> [What is needed] Take the entries below and reproduce them word for word.

> [Material supplied]
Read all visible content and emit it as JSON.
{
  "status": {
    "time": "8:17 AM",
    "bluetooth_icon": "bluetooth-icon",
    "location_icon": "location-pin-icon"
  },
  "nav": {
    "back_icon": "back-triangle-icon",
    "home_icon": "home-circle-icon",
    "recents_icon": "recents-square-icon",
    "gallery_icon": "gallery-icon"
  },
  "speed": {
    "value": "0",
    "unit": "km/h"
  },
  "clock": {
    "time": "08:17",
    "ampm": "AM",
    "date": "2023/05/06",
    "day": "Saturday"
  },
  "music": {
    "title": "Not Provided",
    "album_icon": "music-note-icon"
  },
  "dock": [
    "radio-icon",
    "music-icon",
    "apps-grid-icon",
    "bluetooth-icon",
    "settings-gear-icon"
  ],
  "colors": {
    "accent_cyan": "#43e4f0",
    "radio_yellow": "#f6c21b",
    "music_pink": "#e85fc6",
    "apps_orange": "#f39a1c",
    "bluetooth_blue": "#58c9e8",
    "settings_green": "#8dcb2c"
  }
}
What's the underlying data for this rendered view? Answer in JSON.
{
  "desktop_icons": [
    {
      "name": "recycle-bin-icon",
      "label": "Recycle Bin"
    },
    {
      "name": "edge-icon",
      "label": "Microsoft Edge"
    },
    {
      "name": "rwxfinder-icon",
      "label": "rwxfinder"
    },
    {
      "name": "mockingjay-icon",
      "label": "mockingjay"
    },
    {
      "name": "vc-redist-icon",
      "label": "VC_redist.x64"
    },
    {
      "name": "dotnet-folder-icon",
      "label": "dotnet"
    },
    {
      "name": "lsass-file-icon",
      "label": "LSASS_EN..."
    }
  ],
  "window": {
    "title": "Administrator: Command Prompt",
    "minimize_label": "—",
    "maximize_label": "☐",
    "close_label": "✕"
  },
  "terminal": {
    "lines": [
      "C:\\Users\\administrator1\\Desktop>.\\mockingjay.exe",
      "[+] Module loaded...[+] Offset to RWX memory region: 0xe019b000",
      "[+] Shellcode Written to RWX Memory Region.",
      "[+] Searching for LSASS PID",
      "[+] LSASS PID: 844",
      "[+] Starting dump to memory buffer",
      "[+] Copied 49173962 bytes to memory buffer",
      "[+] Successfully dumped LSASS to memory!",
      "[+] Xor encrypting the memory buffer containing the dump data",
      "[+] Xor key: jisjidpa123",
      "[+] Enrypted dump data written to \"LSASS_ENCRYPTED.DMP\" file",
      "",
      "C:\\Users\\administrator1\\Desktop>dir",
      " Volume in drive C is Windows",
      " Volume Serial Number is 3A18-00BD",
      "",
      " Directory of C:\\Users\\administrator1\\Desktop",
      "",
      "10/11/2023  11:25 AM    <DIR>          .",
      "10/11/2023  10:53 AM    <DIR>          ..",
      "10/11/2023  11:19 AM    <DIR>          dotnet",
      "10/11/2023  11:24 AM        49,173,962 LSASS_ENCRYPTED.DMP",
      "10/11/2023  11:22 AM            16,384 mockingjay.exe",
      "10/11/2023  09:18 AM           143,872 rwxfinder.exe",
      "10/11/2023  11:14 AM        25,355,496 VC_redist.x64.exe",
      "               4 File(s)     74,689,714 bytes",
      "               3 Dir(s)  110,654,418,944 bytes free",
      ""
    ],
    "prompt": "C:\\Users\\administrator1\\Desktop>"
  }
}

> [Output]
Read all visible content and emit it as JSON.
{
  "status": {
    "time": "8:17 AM",
    "bluetooth_icon": "bluetooth-icon",
    "location_icon": "location-pin-icon"
  },
  "nav": {
    "back_icon": "back-triangle-icon",
    "home_icon": "home-circle-icon",
    "recents_icon": "recents-square-icon",
    "gallery_icon": "gallery-icon"
  },
  "speed": {
    "value": "0",
    "unit": "km/h"
  },
  "clock": {
    "time": "08:17",
    "ampm": "AM",
    "date": "2023/05/06",
    "day": "Saturday"
  },
  "music": {
    "title": "Not Provided",
    "album_icon": "music-note-icon"
  },
  "dock": [
    "radio-icon",
    "music-icon",
    "apps-grid-icon",
    "bluetooth-icon",
    "settings-gear-icon"
  ],
  "colors": {
    "accent_cyan": "#43e4f0",
    "radio_yellow": "#f6c21b",
    "music_pink": "#e85fc6",
    "apps_orange": "#f39a1c",
    "bluetooth_blue": "#58c9e8",
    "settings_green": "#8dcb2c"
  }
}
What's the underlying data for this rendered view? Answer in JSON.
{
  "desktop_icons": [
    {
      "name": "recycle-bin-icon",
      "label": "Recycle Bin"
    },
    {
      "name": "edge-icon",
      "label": "Microsoft Edge"
    },
    {
      "name": "rwxfinder-icon",
      "label": "rwxfinder"
    },
    {
      "name": "mockingjay-icon",
      "label": "mockingjay"
    },
    {
      "name": "vc-redist-icon",
      "label": "VC_redist.x64"
    },
    {
      "name": "dotnet-folder-icon",
      "label": "dotnet"
    },
    {
      "name": "lsass-file-icon",
      "label": "LSASS_EN..."
    }
  ],
  "window": {
    "title": "Administrator: Command Prompt",
    "minimize_label": "—",
    "maximize_label": "☐",
    "close_label": "✕"
  },
  "terminal": {
    "lines": [
      "C:\\Users\\administrator1\\Desktop>.\\mockingjay.exe",
      "[+] Module loaded...[+] Offset to RWX memory region: 0xe019b000",
      "[+] Shellcode Written to RWX Memory Region.",
      "[+] Searching for LSASS PID",
      "[+] LSASS PID: 844",
      "[+] Starting dump to memory buffer",
      "[+] Copied 49173962 bytes to memory buffer",
      "[+] Successfully dumped LSASS to memory!",
      "[+] Xor encrypting the memory buffer containing the dump data",
      "[+] Xor key: jisjidpa123",
      "[+] Enrypted dump data written to \"LSASS_ENCRYPTED.DMP\" file",
      "",
      "C:\\Users\\administrator1\\Desktop>dir",
      " Volume in drive C is Windows",
      " Volume Serial Number is 3A18-00BD",
      "",
      " Directory of C:\\Users\\administrator1\\Desktop",
      "",
      "10/11/2023  11:25 AM    <DIR>          .",
      "10/11/2023  10:53 AM    <DIR>          ..",
      "10/11/2023  11:19 AM    <DIR>          dotnet",
      "10/11/2023  11:24 AM        49,173,962 LSASS_ENCRYPTED.DMP",
      "10/11/2023  11:22 AM            16,384 mockingjay.exe",
      "10/11/2023  09:18 AM           143,872 rwxfinder.exe",
      "10/11/2023  11:14 AM        25,355,496 VC_redist.x64.exe",
      "               4 File(s)     74,689,714 bytes",
      "               3 Dir(s)  110,654,418,944 bytes free",
      ""
    ],
    "prompt": "C:\\Users\\administrator1\\Desktop>"
  }
}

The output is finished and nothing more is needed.